This project gave me the experience and tools to be able to take on group projects with multiple people. It gave me confidence to take on long-term projects and follow through to the end. It proved my communication skills because of my interactions with older adults, presentations and speaking with people I haven’t worked with before. Using these skills will allow me to be an effective leader and to accomplish my goals despite setbacks I might face.

Why do you feel the Gold Award was an important part of your Girl Scout experience?

Earning my Gold Award was a way to finish out my Girl Scout career. I have been in Girl Scouts since I was 5 and throughout my 13 years I have been able to complete many things, including my Bronze and Silver Awards, so earning the Gold Award was a way to complete the missing pieces to my puzzle in Girl Scouting.

***IMPORTANT NOTE: This blog represents only a small fraction of the hard work, dedication and requirements that go into earning a Girl Scout Gold Award. It is simply a brief summary, which is meant to inspire Girl Scouts to Go Gold in the future. For more information on earning your Gold Award, please email highestawards@gscolorado.org

GIRL SCOUT GOLD AWARD PROJECT: Allison Caperton, Littleton, “Adaptive Gymnastics”

Allison Caperton

What did you do for your Gold Award project?

I coordinated a special needs gymnastics camp at JetKids Gymnastics.
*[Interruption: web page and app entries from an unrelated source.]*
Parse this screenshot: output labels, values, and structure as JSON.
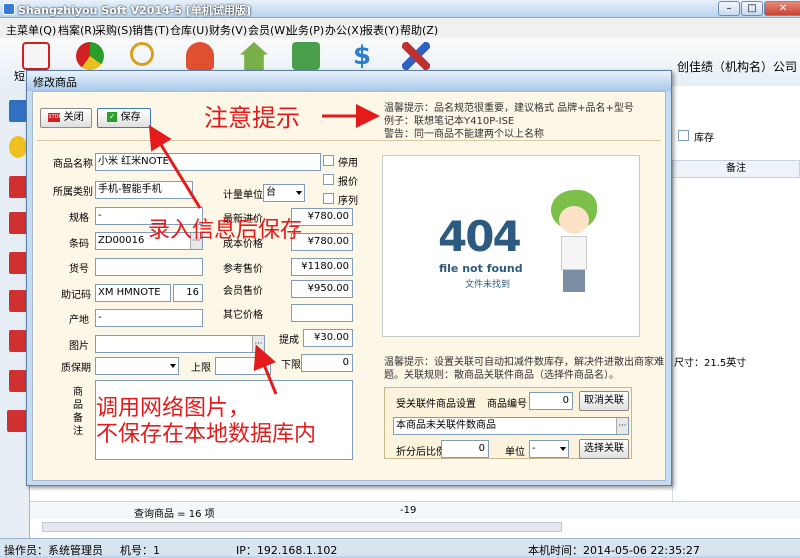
{
  "window": {
    "title": "Shangzhiyou Soft V2014-5 [单机试用版]",
    "min": "–",
    "max": "□",
    "close": "✕"
  },
  "menu": [
    "主菜单(Q)",
    "档案(R)",
    "采购(S)",
    "销售(T)",
    "仓库(U)",
    "财务(V)",
    "会员(W)",
    "业务(P)",
    "办公(X)",
    "报表(Y)",
    "帮助(Z)"
  ],
  "toolbar": {
    "first_label": "短",
    "company": "创佳绩（机构名）公司"
  },
  "bg": {
    "stock_label": "库存",
    "remark_header": "备注",
    "size_text": "尺寸：21.5英寸",
    "query_text": "查询商品 = 16 项",
    "query_value": "-19"
  },
  "dialog": {
    "title": "修改商品",
    "close_label": "关闭",
    "save_label": "保存",
    "hint1": "温馨提示：品名规范很重要，建议格式 品牌+品名+型号",
    "hint2": "例子：联想笔记本Y410P-ISE",
    "hint3": "警告：同一商品不能建两个以上名称",
    "labels": {
      "name": "商品名称",
      "category": "所属类别",
      "spec": "规格",
      "barcode": "条码",
      "item_no": "货号",
      "mnemonic": "助记码",
      "origin": "产地",
      "image": "图片",
      "warranty": "质保期",
      "upper": "上限",
      "lower": "下限",
      "unit": "计量单位",
      "latest_price": "最新进价",
      "cost": "成本价格",
      "ref_price": "参考售价",
      "member_price": "会员售价",
      "other_price": "其它价格",
      "commission": "提成",
      "remark": "商品备注",
      "disabled": "停用",
      "report_price": "报价",
      "serial": "序列"
    },
    "values": {
      "name": "小米 红米NOTE",
      "category": "手机-智能手机",
      "spec": "-",
      "barcode": "ZD00016",
      "item_no": "",
      "mnemonic": "XM HMNOTE",
      "mnemonic_len": "16",
      "origin": "-",
      "image": "",
      "warranty": "",
      "upper": "",
      "lower": "0",
      "unit": "台",
      "latest_price": "¥780.00",
      "cost": "¥780.00",
      "ref_price": "¥1180.00",
      "member_price": "¥950.00",
      "other_price": "",
      "commission": "¥30.00"
    },
    "image": {
      "code": "404",
      "caption": "file not found",
      "subcaption": "文件未找到"
    },
    "link": {
      "hint": "温馨提示：设置关联可自动扣减件数库存，解决件进散出商家难题。关联规则：散商品关联件商品（选择件商品名）。",
      "section": "受关联件商品设置",
      "item_no_label": "商品编号",
      "item_no": "0",
      "cancel_btn": "取消关联",
      "product": "本商品未关联件数商品",
      "ratio_label": "折分后比例",
      "ratio": "0",
      "unit_label": "单位",
      "unit": "-",
      "select_btn": "选择关联"
    }
  },
  "annotations": {
    "hint": "注意提示",
    "save": "录入信息后保存",
    "net_image_1": "调用网络图片，",
    "net_image_2": "不保存在本地数据库内"
  },
  "status": {
    "operator": "操作员：系统管理员",
    "machine": "机号：1",
    "ip": "IP：192.168.1.102",
    "time": "本机时间：2014-05-06 22:35:27"
  }
}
I hoped to make an impact in the lives of families and children with a variety of special needs. I wanted to give these kids a chance to be involved in such an incredible sport.

How did you measure the impact your Gold Award project made on your target audience?

I measured my impact by watching the kids grow throughout the weeks, and making sure each kid was gaining something.

How is your project sustainable? How will your project continue to impact after your involvement?

The model I created (a four-week adaptive gymnastics camp for children of all ages with special needs) is currently being sustained at JetKids Gymnastics in Littleton, Colorado. An early-summer session was held, and the gym is making plans for more.

What is your project’s global and/or national connection?

JetKids Gymnastics has a working relationship with many other gyms across the country. By presenting my project to these other gyms and offering my advice and services to help them launch their programs, I am linking the success of my project to a national and global community.

What did you learn about yourself?

I learned I am smart, strong, able to organize and direct others, sensitive to the needs of my community, able to adapt to challenges, and perfectly capable of making the world a better place. I am proud to represent the Girl Scouts of Colorado with my enduring, global project.

How will earning your Gold Award impact you in the future?

I am proud of the lasting legacy I will leave in my community when I go off to college. I feel like I have served not only children with special needs and their families, but also the sport of gymnastics, which has meant so much to me.

Why do you feel the Gold Award was an important part of your Girl Scout experience? 

If I had not camped with my Daisy troop (when we were just in kindergarten), I might not have learned the strength and tenacity it takes to survive challenges. If I had not found the courage to sell cookies to strangers, I might not have learned confidence. If I had not organized and put into action several Rendezvous weekends for younger girls, I might not have learned the organizational and leadership skills it took to create and implement my project.

***IMPORTANT NOTE: This blog represents only a small fraction of the hard work, dedication and requirements that go into earning a Girl Scout Gold Award. It is simply a brief summary, which is meant to inspire Girl Scouts to Go Gold in the future. For more information on earning your Gold Award, please email highestawards@gscolorado.org